This post is brought to you by Ellen Mancuso.
The first time I heard NYSUT leaders call out brothers and sisters at an event, it was like being in a new church or a new neighborhood. My comfort level just wasn’t there. I believed in collective bargaining but was I really a sister? I remember feeling the same way at my first Rochester Labor Council meeting. I sat with blue-collar guys and got the same sister-hood lingo. They were serious! I wondered did I really belong here?
As the events of 2011 unfold, we see many examples of the brother-sister-hood activity. It is in Wisconsin between farmers and school janitors. It is in Ohio between policemen and teachers. It is in Florida between secretaries and firemen. It is today as we see 45,000 Verizon workers stand strong in one of the largest strikes in the last four years.
Watching union workers in state after state face new challenges, I feel the unity with workers I don’t know. They are our brothers and sisters in the middle class. We have all been under attack for decades but we have been too busy to really notice. We have allowed wars to be fought without forcing our lawmakers to pay the bill. I realize now I have been too busy to talk to my members about America’s shifting wealth. Between 2000-2008, poverty in large metro suburbs grew 25% while the financial industry had 40% of all America’s profits. In 2010, US corporations held a record $1.93 trillion in cash but are not using it to expand their companies. Today CEOs make 343 times what the workers make compared to 1980 when their salaries were only on the average 42 times greater.

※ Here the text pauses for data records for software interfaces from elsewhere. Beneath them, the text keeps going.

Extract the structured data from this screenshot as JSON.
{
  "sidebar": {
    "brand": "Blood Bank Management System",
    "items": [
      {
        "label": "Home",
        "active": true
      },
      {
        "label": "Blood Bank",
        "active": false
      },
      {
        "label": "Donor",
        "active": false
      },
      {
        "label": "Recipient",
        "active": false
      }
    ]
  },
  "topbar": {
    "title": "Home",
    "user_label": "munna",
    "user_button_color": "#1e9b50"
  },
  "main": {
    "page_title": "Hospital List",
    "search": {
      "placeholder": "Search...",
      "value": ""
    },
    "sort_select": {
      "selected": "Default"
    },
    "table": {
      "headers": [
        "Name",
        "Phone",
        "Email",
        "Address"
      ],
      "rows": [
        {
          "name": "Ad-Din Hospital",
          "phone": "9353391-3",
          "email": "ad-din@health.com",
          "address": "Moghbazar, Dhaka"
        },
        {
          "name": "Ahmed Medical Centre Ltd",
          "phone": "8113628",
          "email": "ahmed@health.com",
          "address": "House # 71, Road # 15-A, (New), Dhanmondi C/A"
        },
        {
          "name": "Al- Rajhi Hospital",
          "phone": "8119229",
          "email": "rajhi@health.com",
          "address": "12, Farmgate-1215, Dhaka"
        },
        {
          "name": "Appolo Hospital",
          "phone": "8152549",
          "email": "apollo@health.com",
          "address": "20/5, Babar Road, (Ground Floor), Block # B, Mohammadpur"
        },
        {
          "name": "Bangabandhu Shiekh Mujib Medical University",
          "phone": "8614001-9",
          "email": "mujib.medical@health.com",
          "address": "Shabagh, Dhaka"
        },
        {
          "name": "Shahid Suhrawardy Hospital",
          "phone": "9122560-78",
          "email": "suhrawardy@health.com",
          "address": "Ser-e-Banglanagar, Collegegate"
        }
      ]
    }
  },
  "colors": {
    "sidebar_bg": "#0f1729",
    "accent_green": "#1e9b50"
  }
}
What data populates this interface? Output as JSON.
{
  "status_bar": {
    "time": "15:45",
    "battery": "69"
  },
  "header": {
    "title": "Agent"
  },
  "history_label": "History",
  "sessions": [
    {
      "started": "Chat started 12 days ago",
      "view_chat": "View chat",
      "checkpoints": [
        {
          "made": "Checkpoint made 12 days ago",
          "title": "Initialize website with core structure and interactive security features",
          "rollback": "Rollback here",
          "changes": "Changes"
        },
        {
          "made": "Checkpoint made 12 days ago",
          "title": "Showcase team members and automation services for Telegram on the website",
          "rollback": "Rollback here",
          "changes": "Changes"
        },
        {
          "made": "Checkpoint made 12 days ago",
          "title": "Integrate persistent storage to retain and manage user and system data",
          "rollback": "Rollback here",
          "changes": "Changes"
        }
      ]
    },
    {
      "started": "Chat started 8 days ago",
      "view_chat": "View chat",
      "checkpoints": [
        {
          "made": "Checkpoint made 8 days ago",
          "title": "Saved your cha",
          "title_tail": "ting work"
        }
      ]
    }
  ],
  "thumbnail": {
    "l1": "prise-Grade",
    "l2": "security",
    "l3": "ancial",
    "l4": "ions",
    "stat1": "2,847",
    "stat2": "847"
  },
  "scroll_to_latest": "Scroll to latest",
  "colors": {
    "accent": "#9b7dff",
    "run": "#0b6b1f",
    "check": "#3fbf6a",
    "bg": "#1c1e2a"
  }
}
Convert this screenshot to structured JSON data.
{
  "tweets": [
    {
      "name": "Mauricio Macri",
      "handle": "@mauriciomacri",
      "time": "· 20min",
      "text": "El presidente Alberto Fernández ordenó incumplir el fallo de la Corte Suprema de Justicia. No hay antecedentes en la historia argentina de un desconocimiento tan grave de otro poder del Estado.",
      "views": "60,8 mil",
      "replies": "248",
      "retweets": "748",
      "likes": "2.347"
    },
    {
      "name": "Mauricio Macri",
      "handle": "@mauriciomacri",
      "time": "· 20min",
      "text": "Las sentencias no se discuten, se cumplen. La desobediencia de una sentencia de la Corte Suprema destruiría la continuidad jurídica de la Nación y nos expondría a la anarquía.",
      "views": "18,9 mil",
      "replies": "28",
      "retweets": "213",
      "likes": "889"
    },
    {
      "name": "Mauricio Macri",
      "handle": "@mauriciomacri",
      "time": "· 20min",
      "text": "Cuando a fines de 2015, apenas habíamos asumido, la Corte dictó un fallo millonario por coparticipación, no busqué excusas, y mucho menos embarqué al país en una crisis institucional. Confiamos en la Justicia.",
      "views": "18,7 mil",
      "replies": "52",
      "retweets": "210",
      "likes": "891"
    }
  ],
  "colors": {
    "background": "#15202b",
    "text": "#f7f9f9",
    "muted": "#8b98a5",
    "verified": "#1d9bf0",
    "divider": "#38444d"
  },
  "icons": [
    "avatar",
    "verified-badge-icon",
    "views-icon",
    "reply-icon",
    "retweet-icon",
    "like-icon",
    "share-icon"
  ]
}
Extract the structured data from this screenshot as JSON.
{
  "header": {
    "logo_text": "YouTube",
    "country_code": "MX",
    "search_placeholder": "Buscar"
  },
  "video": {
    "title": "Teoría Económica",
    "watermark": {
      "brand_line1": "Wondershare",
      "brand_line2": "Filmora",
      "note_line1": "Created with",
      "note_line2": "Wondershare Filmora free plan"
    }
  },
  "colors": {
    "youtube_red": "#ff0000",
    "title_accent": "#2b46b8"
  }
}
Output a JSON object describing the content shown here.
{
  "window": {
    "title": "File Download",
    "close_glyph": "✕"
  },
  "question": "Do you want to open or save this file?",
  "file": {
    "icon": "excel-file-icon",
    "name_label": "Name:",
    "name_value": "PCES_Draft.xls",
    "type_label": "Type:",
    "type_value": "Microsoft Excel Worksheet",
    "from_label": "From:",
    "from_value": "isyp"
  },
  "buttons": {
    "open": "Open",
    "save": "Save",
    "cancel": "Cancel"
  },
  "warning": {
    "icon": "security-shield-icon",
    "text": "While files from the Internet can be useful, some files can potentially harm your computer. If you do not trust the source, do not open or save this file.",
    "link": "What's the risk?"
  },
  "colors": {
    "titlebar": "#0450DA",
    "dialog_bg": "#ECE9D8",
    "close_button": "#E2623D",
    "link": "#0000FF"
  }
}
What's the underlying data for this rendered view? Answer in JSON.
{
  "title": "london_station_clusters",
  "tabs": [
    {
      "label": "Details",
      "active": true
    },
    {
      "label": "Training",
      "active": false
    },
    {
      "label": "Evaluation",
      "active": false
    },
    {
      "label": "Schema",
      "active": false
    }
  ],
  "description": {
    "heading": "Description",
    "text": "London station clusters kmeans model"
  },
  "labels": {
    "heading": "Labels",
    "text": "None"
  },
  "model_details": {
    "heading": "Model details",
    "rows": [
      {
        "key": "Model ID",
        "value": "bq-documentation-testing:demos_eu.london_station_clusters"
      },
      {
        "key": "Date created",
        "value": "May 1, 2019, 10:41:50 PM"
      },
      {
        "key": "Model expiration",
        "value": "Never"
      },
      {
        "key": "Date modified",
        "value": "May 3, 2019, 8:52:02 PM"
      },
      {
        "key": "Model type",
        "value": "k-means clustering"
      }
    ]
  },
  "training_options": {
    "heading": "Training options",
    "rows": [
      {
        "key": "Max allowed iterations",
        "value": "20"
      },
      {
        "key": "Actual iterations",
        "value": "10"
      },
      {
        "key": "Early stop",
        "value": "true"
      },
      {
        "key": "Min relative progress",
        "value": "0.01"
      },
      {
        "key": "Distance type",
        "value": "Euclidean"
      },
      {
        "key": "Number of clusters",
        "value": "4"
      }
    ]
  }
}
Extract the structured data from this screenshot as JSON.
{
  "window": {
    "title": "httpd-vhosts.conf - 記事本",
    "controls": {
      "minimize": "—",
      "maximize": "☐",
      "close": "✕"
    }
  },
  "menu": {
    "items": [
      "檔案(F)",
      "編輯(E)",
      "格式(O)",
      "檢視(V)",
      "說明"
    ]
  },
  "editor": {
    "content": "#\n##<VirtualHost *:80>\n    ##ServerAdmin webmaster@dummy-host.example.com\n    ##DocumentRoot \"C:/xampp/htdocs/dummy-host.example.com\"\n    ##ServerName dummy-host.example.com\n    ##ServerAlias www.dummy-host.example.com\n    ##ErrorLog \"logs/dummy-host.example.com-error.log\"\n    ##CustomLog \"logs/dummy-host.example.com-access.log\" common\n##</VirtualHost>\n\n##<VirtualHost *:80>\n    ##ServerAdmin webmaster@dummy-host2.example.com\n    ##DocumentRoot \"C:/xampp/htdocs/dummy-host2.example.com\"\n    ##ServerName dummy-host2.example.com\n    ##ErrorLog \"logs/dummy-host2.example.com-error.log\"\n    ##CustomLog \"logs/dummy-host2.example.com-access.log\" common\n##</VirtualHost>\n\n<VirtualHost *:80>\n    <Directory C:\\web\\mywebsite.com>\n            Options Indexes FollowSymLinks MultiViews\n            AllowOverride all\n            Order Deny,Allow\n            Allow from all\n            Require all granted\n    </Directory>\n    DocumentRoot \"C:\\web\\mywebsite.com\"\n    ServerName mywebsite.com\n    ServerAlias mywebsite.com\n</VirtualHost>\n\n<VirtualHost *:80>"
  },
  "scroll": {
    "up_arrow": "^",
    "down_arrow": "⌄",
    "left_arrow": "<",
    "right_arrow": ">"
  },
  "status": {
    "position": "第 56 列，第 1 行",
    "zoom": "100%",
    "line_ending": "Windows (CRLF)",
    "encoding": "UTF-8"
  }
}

Today, the average CEO pay for our large corporations is $11.3 million and still there is a drive to reduce their taxes. The attacks on workers is about one agenda item – move the wealth of the nation to a few and blame globalization, union wages, union collective bargaining, and union health care benefits. While some contend that the State Policy Network and the Koch brothers goal is to undercut unions following the shadow of Reaganomics, David Stockholm, Reagan’s budget guru, is aghast at what is unfolding. Who would have thought the power of those handful of voters who put 87 tea party members into congress last November? Who could have predicted they would hold the budget and congress hostage this summer?
We need to stay closer to the union news than ever before. We need to know:
- In Ohio, educators have already lost some collective bargaining rights and a vote will be taken this week that could dismantle the public university system;
- In Michigan, the governor changed laws on revenue sharing and is forcing municipalities into bankruptcy to remove elected officials from office.
- In Wisconsin, labor succeeded in recalling two anti-working family state Senators, but it was not enough to stop efforts to curtail collective bargaining there.
So today, not only am I comfortable being called sister, I am grateful for it. I have brothers and sisters with me and we are all related in the fight to protecting worker’s rights. I ask you to join us. Stand with us to protect our union and collective bargaining rights for every organized worker in Monroe County. Stand strong with us against attacks on our rights. Stand with us as we fight against the wealthy getting tax breaks.
Brothers and sisters, we are related and we need you to join us in helping voters understand what we are fighting for and then moving them to the polls.
Ellen serves as legislative chair for her union, the Monroe Community College Faculty Association and is on the executive board of the Rochester Labor Council. That’s her behind the Union Proud message she displayed at a November 2010 NYSUT conference.